From Bank Robbers to Punk Rockers: 10 Great Summer-Movie Hidden Gems
We Are the Best
The summer months are so crowded with blockbuster spectacles that only the occasional indie crossover manages to grab some daylight. While Chef, Begin Again, Belle, and Boyhood all managed to draw (relatively) significant crowds, plenty of other small-budget gems have gotten lost in the summer shuffle. This week, for instance, sees the release of Frank, a strange, wonderful comedy about an oddball band, starring Michael Fassbender, Maggie Gyllenhaal, and Domhnall Gleeson, but with 21 other movies going into release at the same time, you’d be forgiven if you blinked and missed it.
But the doldrums of August are approaching and with simultaneous VOD releases becoming more common, it’s easier than ever to keep up with easy-to-overlook titles. So, along with the must-watch Frank, here are 10 other indie gems from the last few months.

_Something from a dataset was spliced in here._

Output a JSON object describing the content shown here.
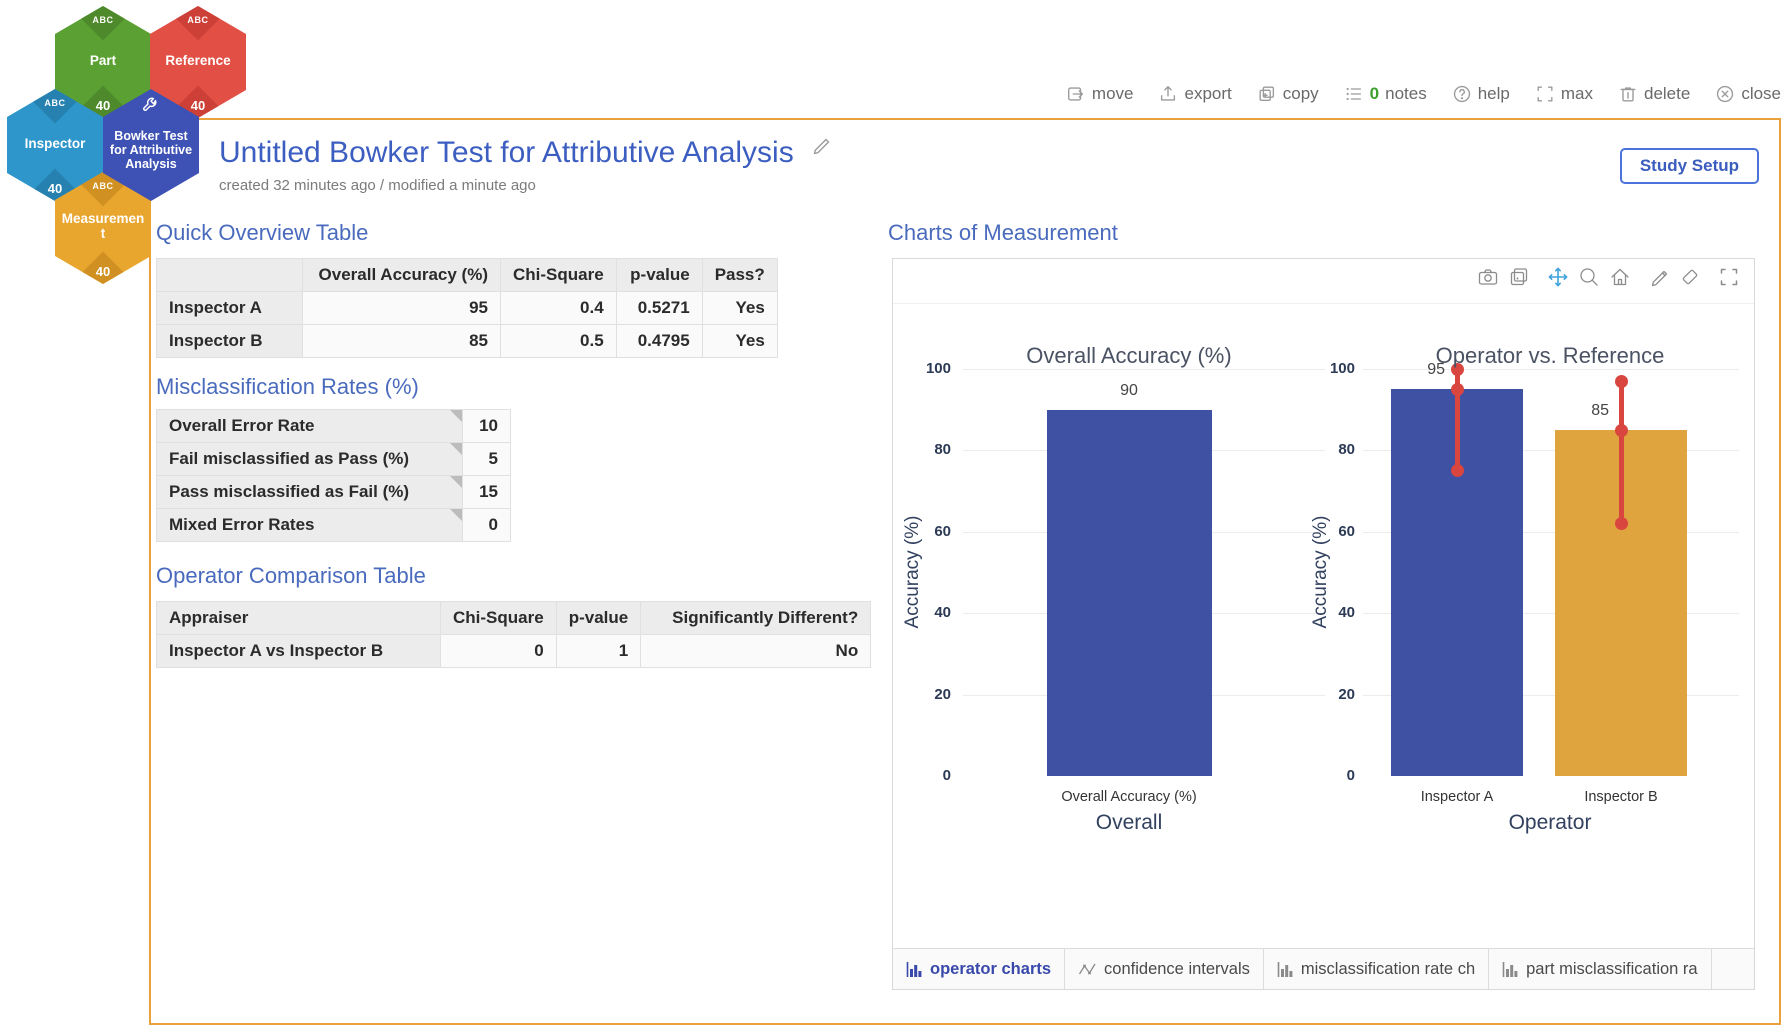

Ida rollied out in May and attracted some impressive crowds — for a black-and-white Polish arthouse movie, at least. That’s excellent news, because the film isn’t just one of the best of the summer, it’s one of the best of the year. Directed by Pawel Pawlikowski, best known for helping launch Emily Blunt’s career with My Summer Of Love (2004), it follows Anna (Agata Trzebuchowska), a novice nun who discovers, with the help of her alcoholic aunt (Agneta Kulesza), that she’s actually Jewish, and that her parents were killed during World War II. It sounds and looks austere (thanks to the stunning, Oscar-worthy cinematography), but Pawlikowski fills his unlikely road movie with enormous humanity and humor, even as it digs into some of the darkest nooks of the 20th century.
Where Can I See It? In select theaters now; home video and streaming services Sept. 9.
British comedian-turned-filmmaker Richard Ayoade struggled to escape the Wes Anderson comparisons that accompanied his debut feature Submarine (2011), but The Double successfully works as its own unique creature. Jesse Eisenberg stars as Simon James, a mild-mannered office drone with a crush on a colleague (Mia Wasikowska) whose life is upended by the arrival of a much more confident man named James Simon (also played by Eisenberg), who looks exactly like him. Ayoade and his team create an immersive retro-future, but it’s the hypnotic rhythms, rich psychology, and dry black humor that linger. There’s also not one, but two career-best performances from Eisenberg, playing both with and against type, in beautifully modulated ways.
Where Can I See It? On VOD now; home video on Aug. 26.